I’ve been predicting a great deal of innovation in cars with the arrival of robocars and other automatic driving technologies. But there’s a lot of other computerization and new electronics that will be making its way into cars, and to make that happen, we need to make the car into a platform for innovation, rather than something bought as a walled garden from the car vendor.
In the old days, it was fairly common to get a car without a radio, and to buy the radio of your choice. This happened even in higher end cars. However, the advantages in sound quality and dash integration from a factory-installed radio started to win out, especially with horizontal market Japanese companies who were both good at cars and good at radios.
For real innovation, you want a platform, where aftermarket companies come in and compete. And you want early adopters to be able to replace what they buy whenever they get the whim. We replace our computers and phones far more frequently than our cars and the radios inside them.
To facilitate this, I think the car’s radio and “occupant computer” should be merged, but split into three parts:
- The speakers and power amplifier, which will probably last the life of the car, and be driven with some standard interface such as 7.1 digital audio over optical fiber.
- The “guts” which probably live in the trunk or somewhere else not space constrained, and connect to the other parts
- The “interface” which consists of the dashboard panel and screen, with controls, and any other controls and screens, all wired with a network to the guts.
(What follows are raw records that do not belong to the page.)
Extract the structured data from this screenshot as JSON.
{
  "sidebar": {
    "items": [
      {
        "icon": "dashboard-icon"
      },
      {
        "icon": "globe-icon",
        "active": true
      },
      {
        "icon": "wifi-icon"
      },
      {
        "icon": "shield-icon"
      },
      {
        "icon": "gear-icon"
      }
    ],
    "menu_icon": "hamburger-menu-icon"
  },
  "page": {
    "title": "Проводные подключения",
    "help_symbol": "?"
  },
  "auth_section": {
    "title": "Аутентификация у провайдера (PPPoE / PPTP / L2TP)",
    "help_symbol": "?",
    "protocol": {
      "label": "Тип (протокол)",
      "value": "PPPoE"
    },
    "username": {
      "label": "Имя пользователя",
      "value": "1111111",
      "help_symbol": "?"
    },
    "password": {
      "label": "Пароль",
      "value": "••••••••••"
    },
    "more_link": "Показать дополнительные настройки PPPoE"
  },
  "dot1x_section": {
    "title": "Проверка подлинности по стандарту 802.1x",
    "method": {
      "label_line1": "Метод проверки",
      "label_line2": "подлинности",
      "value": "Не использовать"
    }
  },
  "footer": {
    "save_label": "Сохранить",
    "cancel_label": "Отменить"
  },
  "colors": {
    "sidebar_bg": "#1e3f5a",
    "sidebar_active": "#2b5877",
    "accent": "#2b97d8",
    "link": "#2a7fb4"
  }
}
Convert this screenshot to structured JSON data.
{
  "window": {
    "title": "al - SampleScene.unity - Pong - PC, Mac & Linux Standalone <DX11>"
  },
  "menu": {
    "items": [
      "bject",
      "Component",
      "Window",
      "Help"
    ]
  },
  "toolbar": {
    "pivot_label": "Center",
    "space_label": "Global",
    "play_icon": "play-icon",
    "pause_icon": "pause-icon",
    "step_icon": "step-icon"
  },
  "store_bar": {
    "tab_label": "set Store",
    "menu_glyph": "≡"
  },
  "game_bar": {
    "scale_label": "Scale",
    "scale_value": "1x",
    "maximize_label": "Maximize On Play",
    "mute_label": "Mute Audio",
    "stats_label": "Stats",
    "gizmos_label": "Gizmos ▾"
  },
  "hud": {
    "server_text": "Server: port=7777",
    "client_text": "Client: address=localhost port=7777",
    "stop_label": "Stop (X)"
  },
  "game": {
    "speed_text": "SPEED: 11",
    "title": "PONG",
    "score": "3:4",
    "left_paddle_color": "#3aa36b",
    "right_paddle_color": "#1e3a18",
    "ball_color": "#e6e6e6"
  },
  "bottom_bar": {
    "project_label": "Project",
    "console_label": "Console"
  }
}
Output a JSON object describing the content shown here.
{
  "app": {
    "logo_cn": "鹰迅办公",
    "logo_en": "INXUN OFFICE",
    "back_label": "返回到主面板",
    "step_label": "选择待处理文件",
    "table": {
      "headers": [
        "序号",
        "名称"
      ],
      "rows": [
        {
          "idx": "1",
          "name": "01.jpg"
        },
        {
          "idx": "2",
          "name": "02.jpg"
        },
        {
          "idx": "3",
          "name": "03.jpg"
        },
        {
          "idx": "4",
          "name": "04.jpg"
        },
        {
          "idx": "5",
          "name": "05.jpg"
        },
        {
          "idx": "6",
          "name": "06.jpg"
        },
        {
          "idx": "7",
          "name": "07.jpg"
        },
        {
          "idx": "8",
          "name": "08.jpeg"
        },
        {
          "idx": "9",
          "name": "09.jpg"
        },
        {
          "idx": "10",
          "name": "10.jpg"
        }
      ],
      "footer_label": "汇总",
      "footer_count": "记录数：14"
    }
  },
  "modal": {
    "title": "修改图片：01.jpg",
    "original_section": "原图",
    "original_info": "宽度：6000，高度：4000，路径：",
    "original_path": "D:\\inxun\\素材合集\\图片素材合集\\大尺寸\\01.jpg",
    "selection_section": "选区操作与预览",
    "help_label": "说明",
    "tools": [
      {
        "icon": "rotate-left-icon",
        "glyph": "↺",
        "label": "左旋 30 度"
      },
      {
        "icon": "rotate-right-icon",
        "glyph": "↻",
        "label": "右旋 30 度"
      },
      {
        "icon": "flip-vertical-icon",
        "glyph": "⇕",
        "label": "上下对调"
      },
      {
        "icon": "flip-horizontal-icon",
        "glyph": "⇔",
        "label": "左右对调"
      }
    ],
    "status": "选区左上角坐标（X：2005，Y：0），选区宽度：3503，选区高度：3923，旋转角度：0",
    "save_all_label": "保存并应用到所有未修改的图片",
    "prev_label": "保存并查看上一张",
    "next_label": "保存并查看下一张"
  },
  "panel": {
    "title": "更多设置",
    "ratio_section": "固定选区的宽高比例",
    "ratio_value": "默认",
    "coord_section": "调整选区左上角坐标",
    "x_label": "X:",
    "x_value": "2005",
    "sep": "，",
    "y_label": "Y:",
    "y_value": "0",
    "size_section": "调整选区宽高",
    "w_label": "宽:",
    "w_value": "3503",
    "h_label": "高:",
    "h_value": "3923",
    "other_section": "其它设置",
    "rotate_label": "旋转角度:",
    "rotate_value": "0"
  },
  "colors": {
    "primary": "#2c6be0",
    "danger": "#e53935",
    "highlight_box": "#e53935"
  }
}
Ideally the hookup between the interface and the guts is a standardized protocol. I think USB 3.0 can handle it and has the bandwidth to display screens on the dashboard, and on the back of the headrests for rear passenger video. Though if you want to imagine an HDTV for the passengers, its possible that we would add a video protocol (like HDMI) to the USB. But otherwise USB is general enough for everything else that will connect to the guts. USB’s main flaw is its master-slave approach, which means the guts needs to be both a master, for control of various things in the car, and a slave, for when you want to plug your laptop into the car and control elements in the car — and the radio itself.
Of course there should be USB jacks scattered around the car to plug in devices like phones and memory sticks and music players, as well as to power devices up on the dash, down in the armrests, in the trunk, under the hood, at the mirror and right behind the grille.
Finally there need to be some antenna wires. That’s harder to standardize but you can be we need antennas for AM/FM/TV, satellite radio, GPS, cellular bands, and various 802.11 protocols including the new 802.11p. In some cases, however, the right solution is just to run USB 3.0 to places an antenna might go, and then have a receiver or tranceiver with integrated antenna which mounts there. A more general solution is best.
This architecture lets us replace things with the newest and latest stuff, and lets us support new radio protocols which appear. It lets us replace the guts if we have to, and replace the interface panels, or customize them readily to particular cars. read more »